Generally don't post on Fridays, and certainly not this late in the day, since the Internet pretty much closes for the weekend, or so I am told by fellow blogger Greg Kim. But a couple reasons I write. 1.) I was contacted by a former classmate in Miami, who has asked if I will appear via Skype for the writing class she is now teaching re: blog writing. It's funny to me that she thought she had to ask. I've been pretty clear about my willingness to appear in any and all forums to promote my singular agenda:
But the other thing that caught my eye was this, which is trending high on Yahoo News, the only reliable news source (http://tinyurl.com/d26otq).
SIGNS, SYMPTOMS, TREATMENT, AND SELF-HELP
Risk factors for Internet addiction and computer addiction
- You suffer from anxiety. You may use the Internet to distract yourself from your worries and fears. An anxiety disorder like obsessive-compulsive disorder may also contribute to excessive email checking and compulsive Internet use.
- You are depressed. The Internet can be an escape from feelings of depression, but too much time online can make things worse. Internet addiction further contributes to stress, isolation and loneliness.
- You have any other addictions. Many Internet addicts suffer from other addictions, such as drugs, alcohol, gambling, and sex.

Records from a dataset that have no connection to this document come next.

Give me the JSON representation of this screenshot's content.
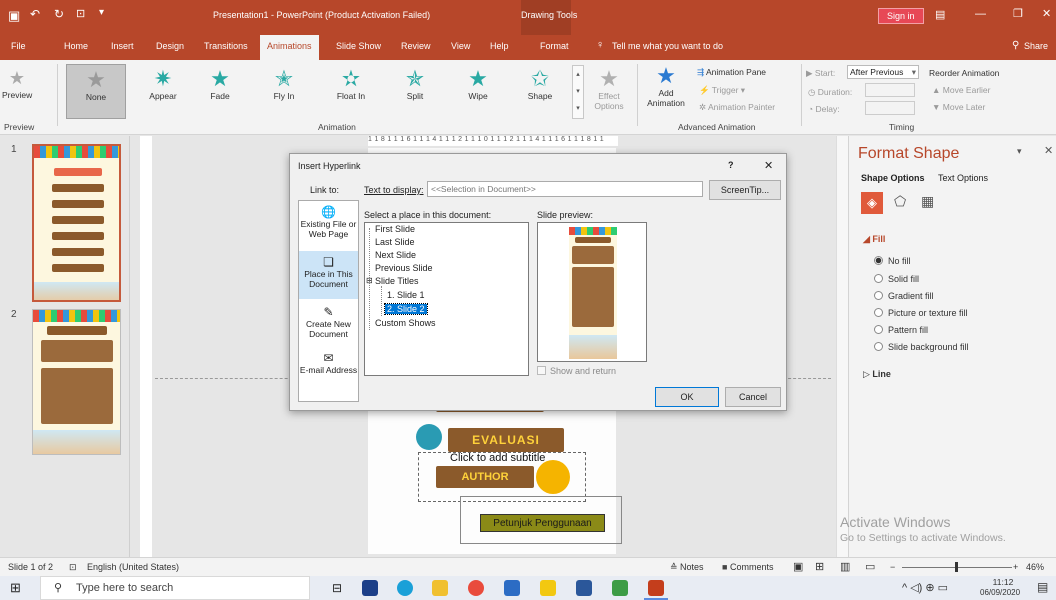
{
  "titlebar": {
    "title": "Presentation1  -  PowerPoint (Product Activation Failed)",
    "context_tab": "Drawing Tools",
    "sign_in": "Sign in"
  },
  "tabs": [
    "File",
    "Home",
    "Insert",
    "Design",
    "Transitions",
    "Animations",
    "Slide Show",
    "Review",
    "View",
    "Help",
    "Format"
  ],
  "active_tab": "Animations",
  "tell_me": "Tell me what you want to do",
  "share": "Share",
  "ribbon": {
    "preview": "Preview",
    "effects": [
      "None",
      "Appear",
      "Fade",
      "Fly In",
      "Float In",
      "Split",
      "Wipe",
      "Shape"
    ],
    "effect_options": "Effect Options",
    "add_animation": "Add Animation",
    "animation_pane": "Animation Pane",
    "trigger": "Trigger",
    "animation_painter": "Animation Painter",
    "start_label": "Start:",
    "start_value": "After Previous",
    "duration_label": "Duration:",
    "delay_label": "Delay:",
    "reorder": "Reorder Animation",
    "move_earlier": "Move Earlier",
    "move_later": "Move Later",
    "groups": {
      "preview": "Preview",
      "animation": "Animation",
      "advanced": "Advanced Animation",
      "timing": "Timing"
    }
  },
  "ruler_top": "1 1 8 1 1 1 6 1 1 1 4 1 1 1 2 1 1 1 0 1 1 1 2 1 1 1 4 1 1 1 6 1 1 1 8 1 1",
  "slides": [
    {
      "num": "1"
    },
    {
      "num": "2"
    }
  ],
  "slide_content": {
    "evaluasi": "EVALUASI",
    "subtitle": "Click to add subtitle",
    "author": "AUTHOR",
    "petunjuk": "Petunjuk Penggunaan"
  },
  "format_pane": {
    "title": "Format Shape",
    "shape_options": "Shape Options",
    "text_options": "Text Options",
    "fill": "Fill",
    "fill_options": [
      "No fill",
      "Solid fill",
      "Gradient fill",
      "Picture or texture fill",
      "Pattern fill",
      "Slide background fill"
    ],
    "fill_selected": 0,
    "line": "Line"
  },
  "dialog": {
    "title": "Insert Hyperlink",
    "help": "?",
    "close": "✕",
    "link_to": "Link to:",
    "text_to_display_label": "Text to display:",
    "text_to_display_value": "<<Selection in Document>>",
    "screentip": "ScreenTip...",
    "link_options": [
      {
        "label": "Existing File or Web Page"
      },
      {
        "label": "Place in This Document"
      },
      {
        "label": "Create New Document"
      },
      {
        "label": "E-mail Address"
      }
    ],
    "select_place": "Select a place in this document:",
    "tree": [
      "First Slide",
      "Last Slide",
      "Next Slide",
      "Previous Slide",
      "Slide Titles",
      "1. Slide 1",
      "2. Slide 2",
      "Custom Shows"
    ],
    "slide_preview": "Slide preview:",
    "show_and_return": "Show and return",
    "ok": "OK",
    "cancel": "Cancel"
  },
  "status": {
    "slide_info": "Slide 1 of 2",
    "language": "English (United States)",
    "notes": "Notes",
    "comments": "Comments",
    "zoom": "46%"
  },
  "watermark": {
    "line1": "Activate Windows",
    "line2": "Go to Settings to activate Windows."
  },
  "taskbar": {
    "search": "Type here to search",
    "time": "11:12",
    "date": "06/09/2020"
  },
  "colors": {
    "accent": "#b7472a",
    "selection": "#0078d7"
  }
}
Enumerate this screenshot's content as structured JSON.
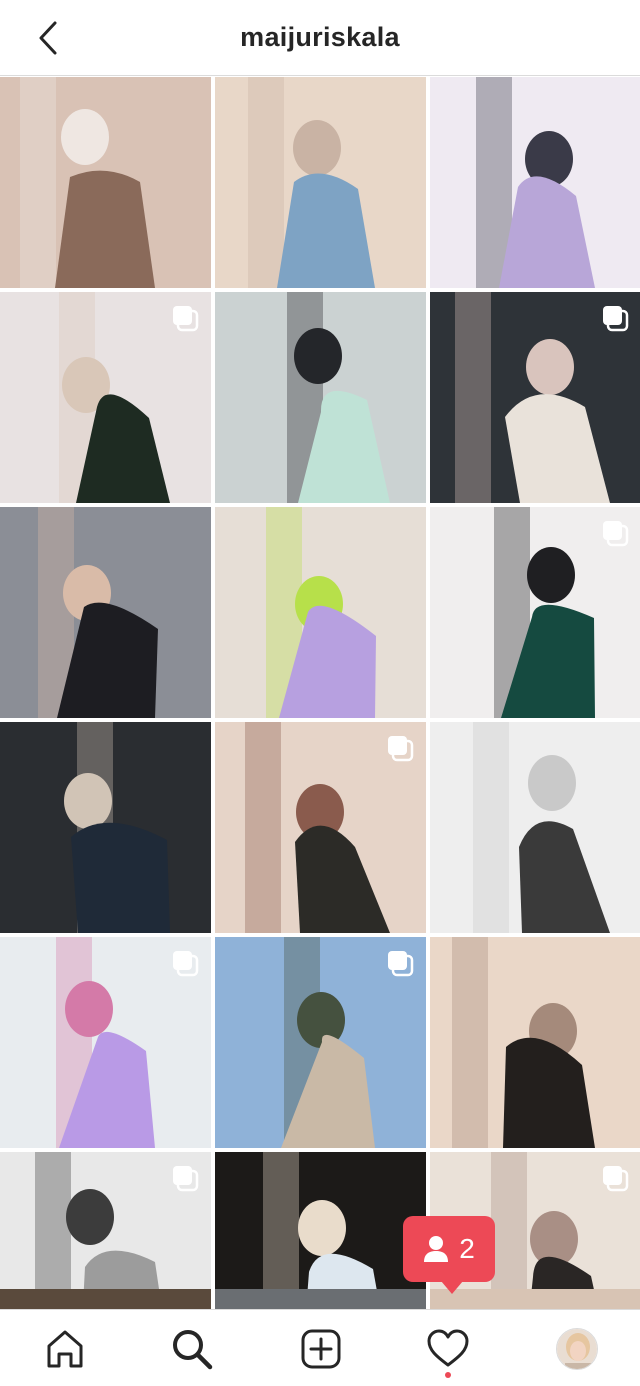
{
  "header": {
    "username": "maijuriskala",
    "back_icon": "chevron-left-icon"
  },
  "grid": {
    "tiles": [
      {
        "id": 1,
        "multi": false,
        "colors": [
          "#d9c2b5",
          "#8a6a5a",
          "#efe7e2"
        ]
      },
      {
        "id": 2,
        "multi": false,
        "colors": [
          "#e8d7c8",
          "#7ea3c4",
          "#c9b3a4"
        ]
      },
      {
        "id": 3,
        "multi": false,
        "colors": [
          "#efeaf2",
          "#b8a6d8",
          "#3a3a48"
        ]
      },
      {
        "id": 4,
        "multi": true,
        "colors": [
          "#e8e2e2",
          "#1e2b22",
          "#d9c7b8"
        ]
      },
      {
        "id": 5,
        "multi": false,
        "colors": [
          "#cbd2d2",
          "#bfe2d6",
          "#24262a"
        ]
      },
      {
        "id": 6,
        "multi": true,
        "colors": [
          "#2e3338",
          "#e9e2da",
          "#d9c4bd"
        ]
      },
      {
        "id": 7,
        "multi": false,
        "colors": [
          "#8b8e96",
          "#1d1d22",
          "#d9bba8"
        ]
      },
      {
        "id": 8,
        "multi": false,
        "colors": [
          "#e6ded6",
          "#b7a0e0",
          "#b7e04a"
        ]
      },
      {
        "id": 9,
        "multi": true,
        "colors": [
          "#f0eeee",
          "#154a40",
          "#1f1f22"
        ]
      },
      {
        "id": 10,
        "multi": false,
        "colors": [
          "#2a2d31",
          "#1f2a38",
          "#d1c4b6"
        ]
      },
      {
        "id": 11,
        "multi": true,
        "colors": [
          "#e6d4c8",
          "#2c2b27",
          "#8a5b4d"
        ]
      },
      {
        "id": 12,
        "multi": false,
        "colors": [
          "#eeeeee",
          "#3a3a3a",
          "#c9c9c9"
        ]
      },
      {
        "id": 13,
        "multi": true,
        "colors": [
          "#e8ecef",
          "#b99ae6",
          "#d47aa8"
        ]
      },
      {
        "id": 14,
        "multi": true,
        "colors": [
          "#8fb2d8",
          "#c9b9a6",
          "#45513f"
        ]
      },
      {
        "id": 15,
        "multi": false,
        "colors": [
          "#ead7c8",
          "#231f1d",
          "#a58a7b"
        ]
      },
      {
        "id": 16,
        "multi": true,
        "colors": [
          "#e8e8e8",
          "#9c9c9c",
          "#3c3c3c"
        ]
      },
      {
        "id": 17,
        "multi": false,
        "colors": [
          "#1c1a18",
          "#dde7ef",
          "#e9dccb"
        ]
      },
      {
        "id": 18,
        "multi": true,
        "colors": [
          "#eae1d8",
          "#2a2625",
          "#a98f85"
        ]
      }
    ]
  },
  "notification": {
    "icon": "person-icon",
    "count": "2"
  },
  "bottom_nav": {
    "items": [
      {
        "name": "home",
        "icon": "home-icon"
      },
      {
        "name": "search",
        "icon": "search-icon"
      },
      {
        "name": "new-post",
        "icon": "plus-square-icon"
      },
      {
        "name": "activity",
        "icon": "heart-icon"
      },
      {
        "name": "profile",
        "icon": "avatar"
      }
    ]
  },
  "colors": {
    "accent_red": "#ed4956",
    "border": "#dbdbdb",
    "text": "#262626"
  }
}
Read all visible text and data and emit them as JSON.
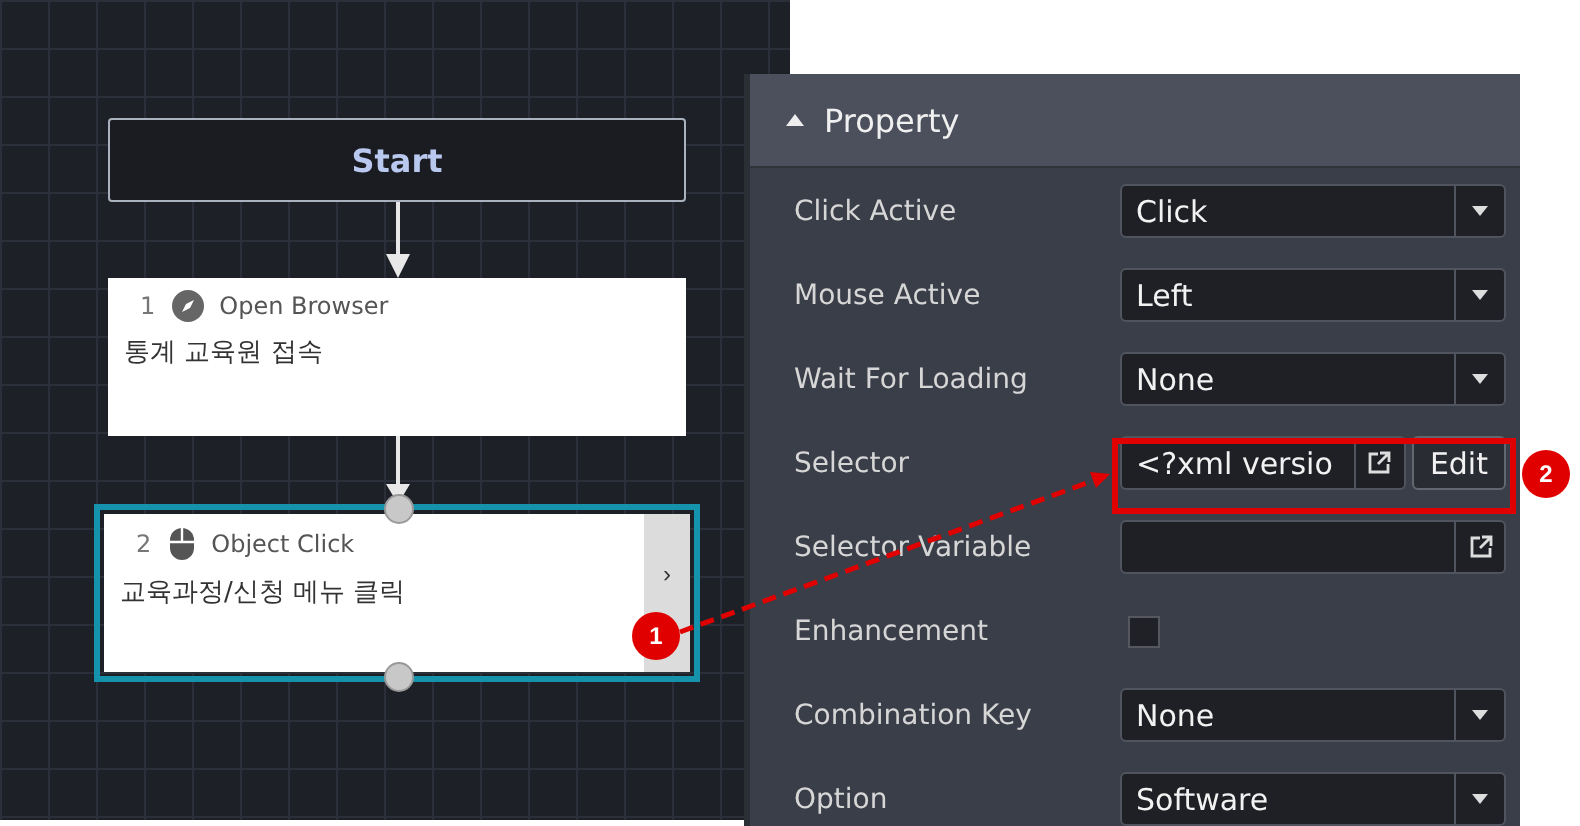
{
  "canvas": {
    "nodes": [
      {
        "kind": "start",
        "label": "Start",
        "selected": false
      },
      {
        "kind": "browser",
        "number": "1",
        "title": "Open Browser",
        "description": "통계 교육원 접속",
        "selected": false
      },
      {
        "kind": "click",
        "number": "2",
        "title": "Object Click",
        "description": "교육과정/신청 메뉴 클릭",
        "selected": true,
        "expand_label": "›"
      }
    ]
  },
  "property_panel": {
    "title": "Property",
    "expanded": true,
    "rows": [
      {
        "kind": "select",
        "label": "Click Active",
        "value": "Click"
      },
      {
        "kind": "select",
        "label": "Mouse Active",
        "value": "Left"
      },
      {
        "kind": "select",
        "label": "Wait For Loading",
        "value": "None"
      },
      {
        "kind": "selector",
        "label": "Selector",
        "value": "<?xml versio",
        "button": "Edit"
      },
      {
        "kind": "link",
        "label": "Selector Variable"
      },
      {
        "kind": "checkbox",
        "label": "Enhancement",
        "checked": false
      },
      {
        "kind": "select",
        "label": "Combination Key",
        "value": "None"
      },
      {
        "kind": "select",
        "label": "Option",
        "value": "Software"
      }
    ]
  },
  "callouts": [
    {
      "number": "1"
    },
    {
      "number": "2"
    }
  ]
}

- You lack social support. Internet addicts often use social networking sites, instant messaging, or online gaming as a safe way of establishing new relationships and more confidently relating to others.
- You’re an unhappy teenager. You might be wondering where you fit in and the Internet could feel more comfortable than real-life friends.
- You are less mobile or socially active than you once were. For example, you may be coping with a new disability that limits your ability to drive. Or you may be parenting very young children, which can make it hard to leave the house or connect with old friends.
- You are stressed. While some people use the Internet to relieve stress, it can have a counterproductive effect. The longer you spend online, the higher your stress levels will be.
How do people become addicted to the Internet?
To relieve unpleasant and overwhelming feelings
Whenever people hear I used to be a junkie, I almost invariably hear a variation of the following: "Never did hard drugs. Used to smoke cigarettes though. Which I hear is harder to quit than heroin." Like it's a pissing contest or something. No, no it's not. Quitting smoking is removing a splinter to kicking dope's Chlamydia test. To quote Jules, they ain't in the same fucking ballpark; they ain't even the same fucking sport.
Took me a while to figure out why people always say that, or why they will introduce some other element of having been addicted to something. There is no glamour, no glory in being addicted to anything, and being addicted to drugs is about as low as a man can sink. You do awful, awful things that you will be ashamed of for the rest of your life when you are an addict. You allow yourself to be humiliated and relegated to a second-class citizen, and will seriously do just about anything for a fix. There are great number of addiction stereotypes that aren't true, like you don't make any real friends while you are using, or you'll never have a high as good as your first. But that one is true. If you are one of the lucky/blessed ones to get clean, you will have a lifetime of memories to look back upon and cringe endlessly over.
So why is everyone in such as race to compare dick size? The word "junkie" gets dropped so casually, attached to everything from "pop culture" to "fashion." Way back I received some hate mail (http://tinyurl.com/3z9ny4w), and if you read that letter you'll infer the same twisted logic. I don't want to say "jealousy" because only a brain-dead turd could possibly envy someone giving handjobs for nickel backs behind the Gas 'n' Go, but it's not that far off.
When I hear about stuff like "Internet Addiction," I have the same reaction, as though there is pride in affliction ("Ooh, me too, me too!"). You can spend too much time online, sure, and if you look at those high risk categories, I am pleading fucking guilty, right down to the "moody teenager" defense. But "addicted"? It reminds me of Bob Saget at the AA meeting in Half Baked.
Some doctors say it's hard to define addiction. But I think the "I sucked a dick for it" is a pretty good barometer, whether figuratively or literally (and, no, I never got that bad. I was about...a...week...away).
That's probably enough for today. Besides I haven't checked my e-mail in seven minutes. And I might've missed that acceptance letter from Norton!